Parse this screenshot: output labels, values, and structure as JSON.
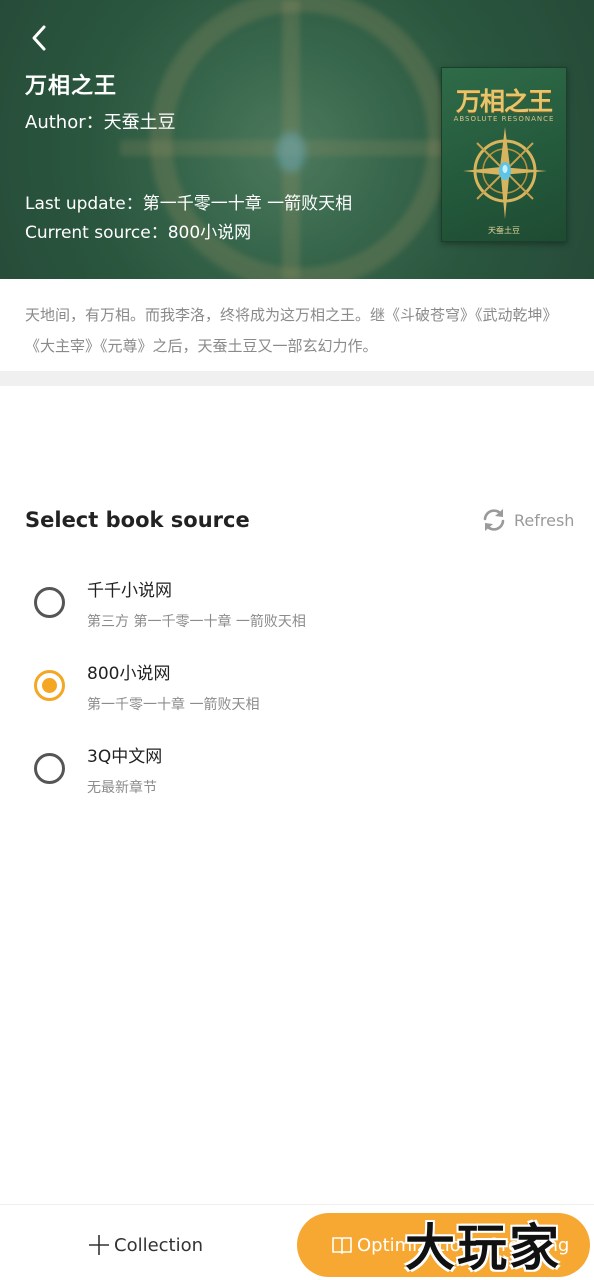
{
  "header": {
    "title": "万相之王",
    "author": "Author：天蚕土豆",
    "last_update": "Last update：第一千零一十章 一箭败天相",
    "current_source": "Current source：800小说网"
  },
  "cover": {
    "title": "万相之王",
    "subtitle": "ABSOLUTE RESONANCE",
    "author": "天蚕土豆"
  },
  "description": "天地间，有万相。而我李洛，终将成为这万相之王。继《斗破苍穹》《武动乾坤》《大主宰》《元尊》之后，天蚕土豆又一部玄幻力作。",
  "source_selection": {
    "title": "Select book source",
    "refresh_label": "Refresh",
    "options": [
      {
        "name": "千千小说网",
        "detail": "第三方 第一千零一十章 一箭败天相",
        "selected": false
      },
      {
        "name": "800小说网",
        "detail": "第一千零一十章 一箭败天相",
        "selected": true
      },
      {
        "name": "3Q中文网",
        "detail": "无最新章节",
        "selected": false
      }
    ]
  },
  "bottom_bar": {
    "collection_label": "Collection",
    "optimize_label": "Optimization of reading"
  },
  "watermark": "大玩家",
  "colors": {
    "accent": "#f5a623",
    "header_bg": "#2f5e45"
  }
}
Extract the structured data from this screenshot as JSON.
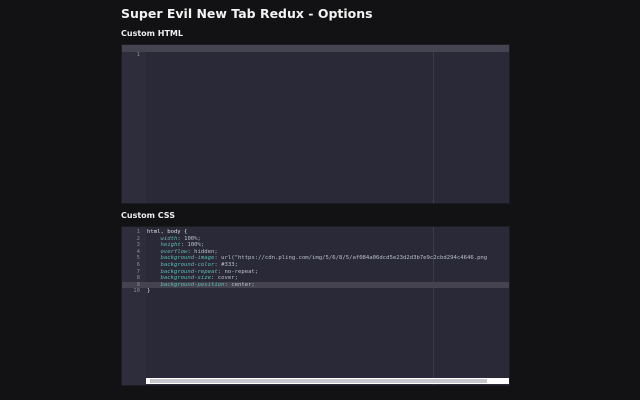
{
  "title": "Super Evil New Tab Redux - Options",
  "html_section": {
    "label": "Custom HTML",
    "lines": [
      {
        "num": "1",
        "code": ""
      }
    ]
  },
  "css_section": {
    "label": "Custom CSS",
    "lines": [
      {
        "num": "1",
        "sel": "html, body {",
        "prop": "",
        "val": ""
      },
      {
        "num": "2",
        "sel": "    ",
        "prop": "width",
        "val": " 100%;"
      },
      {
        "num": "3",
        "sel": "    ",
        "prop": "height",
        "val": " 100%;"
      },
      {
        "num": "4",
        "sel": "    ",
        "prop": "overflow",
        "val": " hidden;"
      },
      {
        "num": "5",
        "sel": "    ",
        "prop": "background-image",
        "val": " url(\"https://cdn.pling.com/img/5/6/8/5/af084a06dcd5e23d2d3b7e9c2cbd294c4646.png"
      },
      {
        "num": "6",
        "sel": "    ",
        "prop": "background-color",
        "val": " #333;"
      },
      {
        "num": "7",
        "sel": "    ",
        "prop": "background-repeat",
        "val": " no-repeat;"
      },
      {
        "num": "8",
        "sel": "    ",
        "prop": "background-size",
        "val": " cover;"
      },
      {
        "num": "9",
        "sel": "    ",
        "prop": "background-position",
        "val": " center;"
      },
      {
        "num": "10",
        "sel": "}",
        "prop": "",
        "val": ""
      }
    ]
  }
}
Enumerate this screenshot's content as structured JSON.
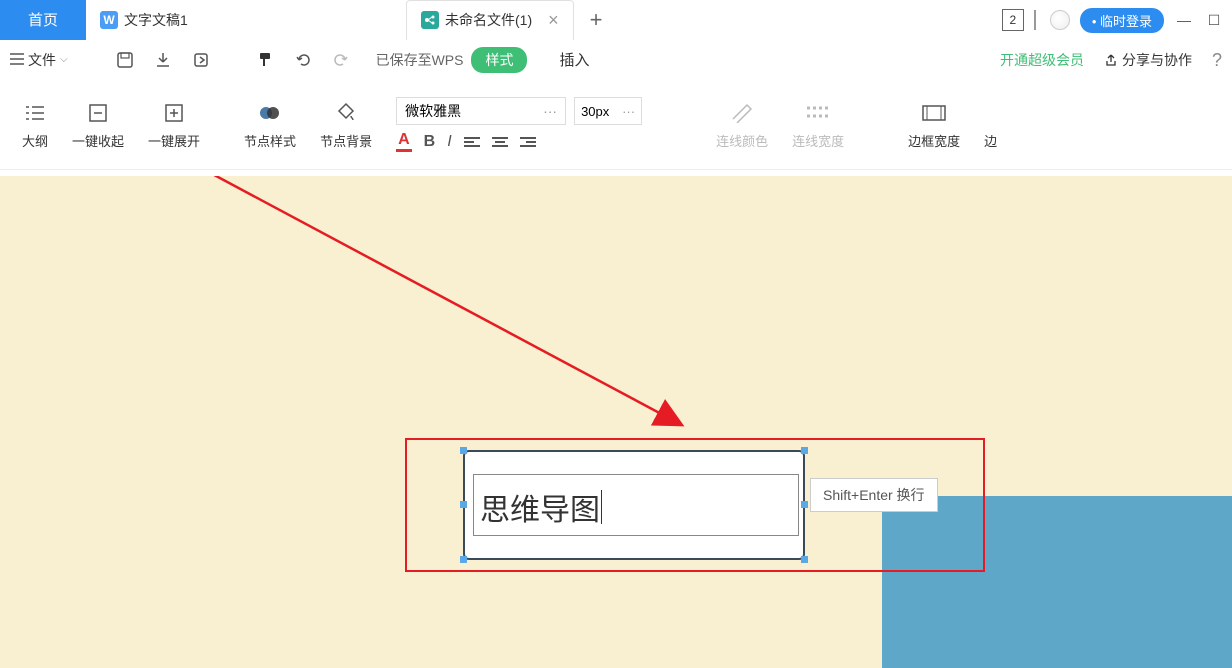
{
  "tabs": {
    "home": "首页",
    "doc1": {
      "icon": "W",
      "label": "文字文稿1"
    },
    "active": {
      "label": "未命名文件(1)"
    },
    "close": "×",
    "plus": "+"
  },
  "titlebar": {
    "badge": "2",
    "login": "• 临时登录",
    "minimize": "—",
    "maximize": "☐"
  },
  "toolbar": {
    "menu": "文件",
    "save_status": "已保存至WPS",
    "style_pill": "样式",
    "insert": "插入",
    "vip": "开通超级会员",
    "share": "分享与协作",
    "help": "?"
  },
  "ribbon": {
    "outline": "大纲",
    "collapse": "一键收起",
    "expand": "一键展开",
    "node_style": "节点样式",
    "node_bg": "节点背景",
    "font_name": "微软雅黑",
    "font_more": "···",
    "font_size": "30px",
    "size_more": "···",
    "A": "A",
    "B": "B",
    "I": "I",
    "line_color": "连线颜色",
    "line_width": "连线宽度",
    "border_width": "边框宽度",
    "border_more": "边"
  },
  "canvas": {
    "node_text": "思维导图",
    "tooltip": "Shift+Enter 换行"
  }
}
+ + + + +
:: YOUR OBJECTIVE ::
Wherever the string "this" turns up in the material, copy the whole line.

:: SOLUTION ::
Parse this screenshot: output labels, values, and structure as JSON.
Extract the structured data from this screenshot as JSON.
Enumerate this screenshot's content as structured JSON.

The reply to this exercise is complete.